# [Aim of the exercise]
In the listing below, how many lines contain the string "Plan"? Reply with the number alone.

# [Available records]
+++
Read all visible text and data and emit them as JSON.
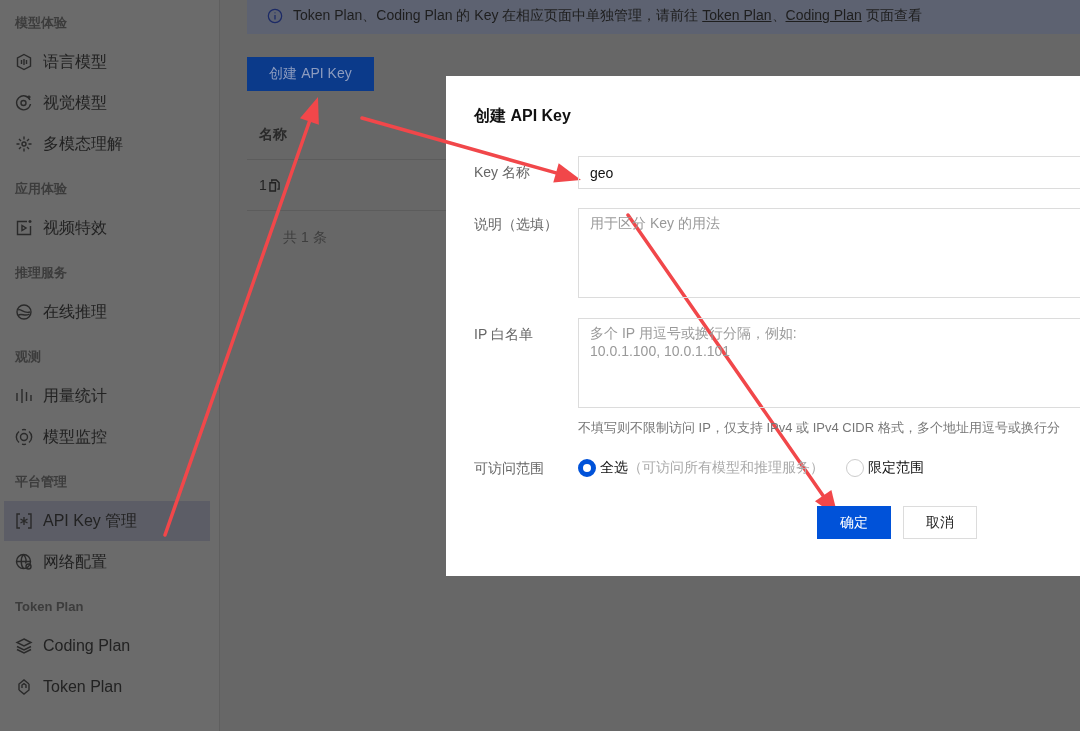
{
  "sidebar": {
    "groups": [
      {
        "title": "模型体验",
        "items": [
          {
            "label": "语言模型",
            "selected": false
          },
          {
            "label": "视觉模型",
            "selected": false
          },
          {
            "label": "多模态理解",
            "selected": false
          }
        ]
      },
      {
        "title": "应用体验",
        "items": [
          {
            "label": "视频特效",
            "selected": false
          }
        ]
      },
      {
        "title": "推理服务",
        "items": [
          {
            "label": "在线推理",
            "selected": false
          }
        ]
      },
      {
        "title": "观测",
        "items": [
          {
            "label": "用量统计",
            "selected": false
          },
          {
            "label": "模型监控",
            "selected": false
          }
        ]
      },
      {
        "title": "平台管理",
        "items": [
          {
            "label": "API Key 管理",
            "selected": true
          },
          {
            "label": "网络配置",
            "selected": false
          }
        ]
      },
      {
        "title": "Token Plan",
        "items": [
          {
            "label": "Coding Plan",
            "selected": false
          },
          {
            "label": "Token Plan",
            "selected": false
          }
        ]
      }
    ]
  },
  "alert": {
    "text_before": "Token Plan、Coding Plan 的 Key 在相应页面中单独管理，请前往",
    "links": [
      "Token Plan",
      "Coding Plan"
    ],
    "separator": "、",
    "text_after": "页面查看"
  },
  "create_button": "创建 API Key",
  "table": {
    "columns": [
      "名称"
    ],
    "rows": [
      [
        "1"
      ]
    ],
    "footer": "共 1 条"
  },
  "dialog": {
    "title": "创建 API Key",
    "fields": [
      {
        "kind": "input",
        "label": "Key 名称",
        "value": "geo"
      },
      {
        "kind": "textarea",
        "label": "说明（选填）",
        "placeholder": "用于区分 Key 的用法"
      },
      {
        "kind": "textarea",
        "label": "IP 白名单",
        "placeholder": "多个 IP 用逗号或换行分隔，例如:\n10.0.1.100, 10.0.1.101",
        "hint": "不填写则不限制访问 IP，仅支持 IPv4 或 IPv4 CIDR 格式，多个地址用逗号或换行分"
      },
      {
        "kind": "radio",
        "label": "可访问范围",
        "options": [
          {
            "label": "全选",
            "note": "（可访问所有模型和推理服务）",
            "selected": true
          },
          {
            "label": "限定范围",
            "selected": false
          }
        ]
      }
    ],
    "buttons": [
      {
        "label": "确定",
        "kind": "primary"
      },
      {
        "label": "取消",
        "kind": "secondary"
      }
    ]
  }
}
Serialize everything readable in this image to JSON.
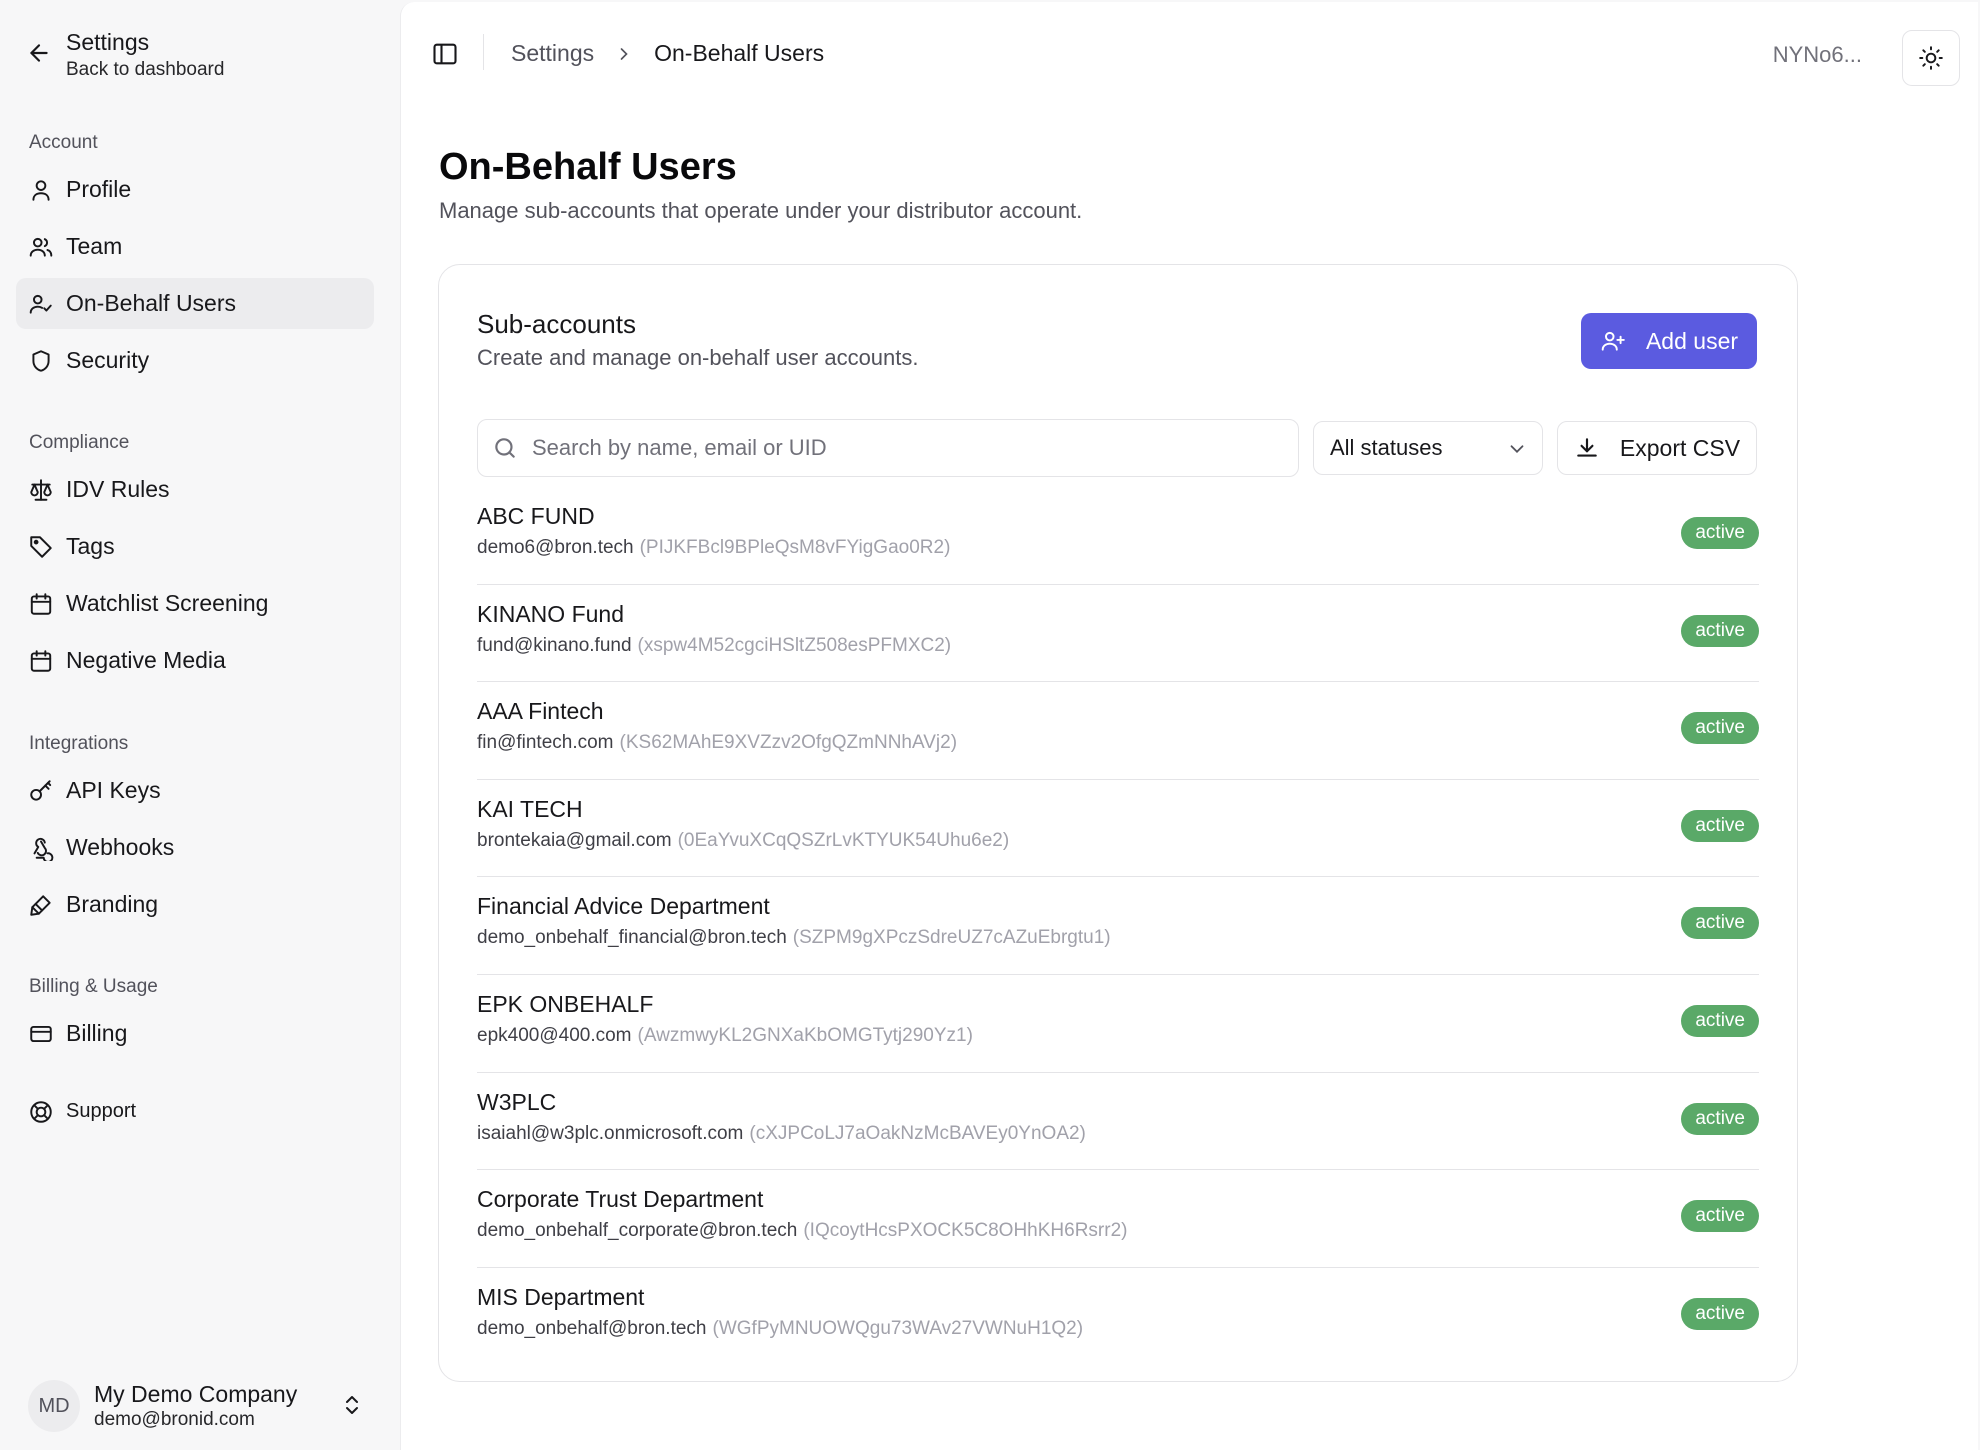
{
  "sidebar": {
    "title": "Settings",
    "subtitle": "Back to dashboard",
    "sections": [
      {
        "label": "Account",
        "items": [
          "Profile",
          "Team",
          "On-Behalf Users",
          "Security"
        ]
      },
      {
        "label": "Compliance",
        "items": [
          "IDV Rules",
          "Tags",
          "Watchlist Screening",
          "Negative Media"
        ]
      },
      {
        "label": "Integrations",
        "items": [
          "API Keys",
          "Webhooks",
          "Branding"
        ]
      },
      {
        "label": "Billing & Usage",
        "items": [
          "Billing"
        ]
      }
    ],
    "support_label": "Support",
    "footer": {
      "initials": "MD",
      "org_name": "My Demo Company",
      "email": "demo@bronid.com"
    }
  },
  "topbar": {
    "breadcrumb_parent": "Settings",
    "breadcrumb_current": "On-Behalf Users",
    "user_short": "NYNo6..."
  },
  "page": {
    "title": "On-Behalf Users",
    "description": "Manage sub-accounts that operate under your distributor account."
  },
  "card": {
    "title": "Sub-accounts",
    "description": "Create and manage on-behalf user accounts.",
    "add_label": "Add user",
    "search_placeholder": "Search by name, email or UID",
    "status_filter": "All statuses",
    "export_label": "Export CSV"
  },
  "users": [
    {
      "name": "ABC FUND",
      "email": "demo6@bron.tech",
      "uid": "(PIJKFBcl9BPleQsM8vFYigGao0R2)",
      "status": "active"
    },
    {
      "name": "KINANO Fund",
      "email": "fund@kinano.fund",
      "uid": "(xspw4M52cgciHSltZ508esPFMXC2)",
      "status": "active"
    },
    {
      "name": "AAA Fintech",
      "email": "fin@fintech.com",
      "uid": "(KS62MAhE9XVZzv2OfgQZmNNhAVj2)",
      "status": "active"
    },
    {
      "name": "KAI TECH",
      "email": "brontekaia@gmail.com",
      "uid": "(0EaYvuXCqQSZrLvKTYUK54Uhu6e2)",
      "status": "active"
    },
    {
      "name": "Financial Advice Department",
      "email": "demo_onbehalf_financial@bron.tech",
      "uid": "(SZPM9gXPczSdreUZ7cAZuEbrgtu1)",
      "status": "active"
    },
    {
      "name": "EPK ONBEHALF",
      "email": "epk400@400.com",
      "uid": "(AwzmwyKL2GNXaKbOMGTytj290Yz1)",
      "status": "active"
    },
    {
      "name": "W3PLC",
      "email": "isaiahl@w3plc.onmicrosoft.com",
      "uid": "(cXJPCoLJ7aOakNzMcBAVEy0YnOA2)",
      "status": "active"
    },
    {
      "name": "Corporate Trust Department",
      "email": "demo_onbehalf_corporate@bron.tech",
      "uid": "(IQcoytHcsPXOCK5C8OHhKH6Rsrr2)",
      "status": "active"
    },
    {
      "name": "MIS Department",
      "email": "demo_onbehalf@bron.tech",
      "uid": "(WGfPyMNUOWQgu73WAv27VWNuH1Q2)",
      "status": "active"
    }
  ],
  "colors": {
    "accent": "#5b5be0",
    "active_badge": "#5aa968"
  }
}
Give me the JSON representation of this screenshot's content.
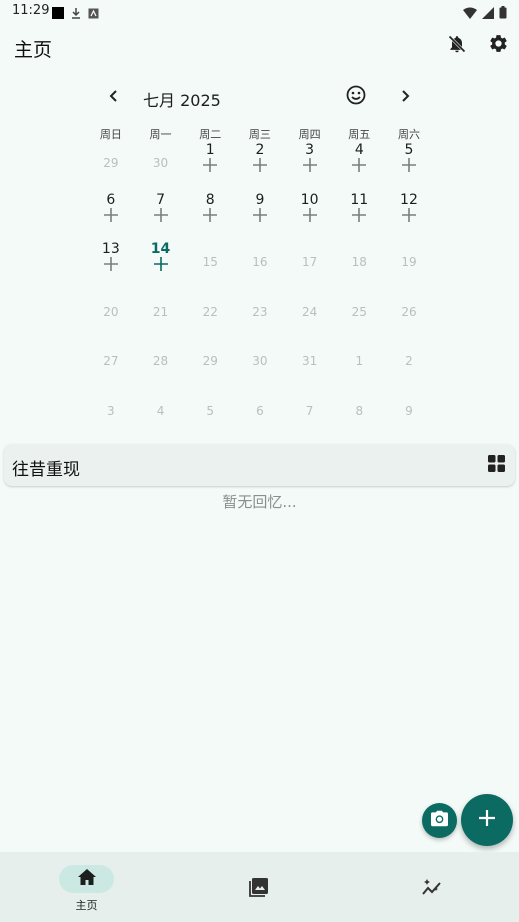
{
  "status_bar": {
    "time": "11:29"
  },
  "app_bar": {
    "title": "主页"
  },
  "calendar": {
    "month_label": "七月 2025",
    "weekdays": [
      "周日",
      "周一",
      "周二",
      "周三",
      "周四",
      "周五",
      "周六"
    ],
    "weeks": [
      [
        {
          "n": "29",
          "dim": true
        },
        {
          "n": "30",
          "dim": true
        },
        {
          "n": "1"
        },
        {
          "n": "2"
        },
        {
          "n": "3"
        },
        {
          "n": "4"
        },
        {
          "n": "5"
        }
      ],
      [
        {
          "n": "6"
        },
        {
          "n": "7"
        },
        {
          "n": "8"
        },
        {
          "n": "9"
        },
        {
          "n": "10"
        },
        {
          "n": "11"
        },
        {
          "n": "12"
        }
      ],
      [
        {
          "n": "13"
        },
        {
          "n": "14",
          "today": true
        },
        {
          "n": "15",
          "dim": true
        },
        {
          "n": "16",
          "dim": true
        },
        {
          "n": "17",
          "dim": true
        },
        {
          "n": "18",
          "dim": true
        },
        {
          "n": "19",
          "dim": true
        }
      ],
      [
        {
          "n": "20",
          "dim": true
        },
        {
          "n": "21",
          "dim": true
        },
        {
          "n": "22",
          "dim": true
        },
        {
          "n": "23",
          "dim": true
        },
        {
          "n": "24",
          "dim": true
        },
        {
          "n": "25",
          "dim": true
        },
        {
          "n": "26",
          "dim": true
        }
      ],
      [
        {
          "n": "27",
          "dim": true
        },
        {
          "n": "28",
          "dim": true
        },
        {
          "n": "29",
          "dim": true
        },
        {
          "n": "30",
          "dim": true
        },
        {
          "n": "31",
          "dim": true
        },
        {
          "n": "1",
          "dim": true
        },
        {
          "n": "2",
          "dim": true
        }
      ],
      [
        {
          "n": "3",
          "dim": true
        },
        {
          "n": "4",
          "dim": true
        },
        {
          "n": "5",
          "dim": true
        },
        {
          "n": "6",
          "dim": true
        },
        {
          "n": "7",
          "dim": true
        },
        {
          "n": "8",
          "dim": true
        },
        {
          "n": "9",
          "dim": true
        }
      ]
    ]
  },
  "memories": {
    "title": "往昔重现",
    "empty_text": "暂无回忆..."
  },
  "bottom_nav": {
    "home_label": "主页"
  },
  "colors": {
    "accent": "#0b6b62",
    "background": "#f3faf7",
    "nav_pill": "#cce8e3"
  }
}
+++
# [Your response]
6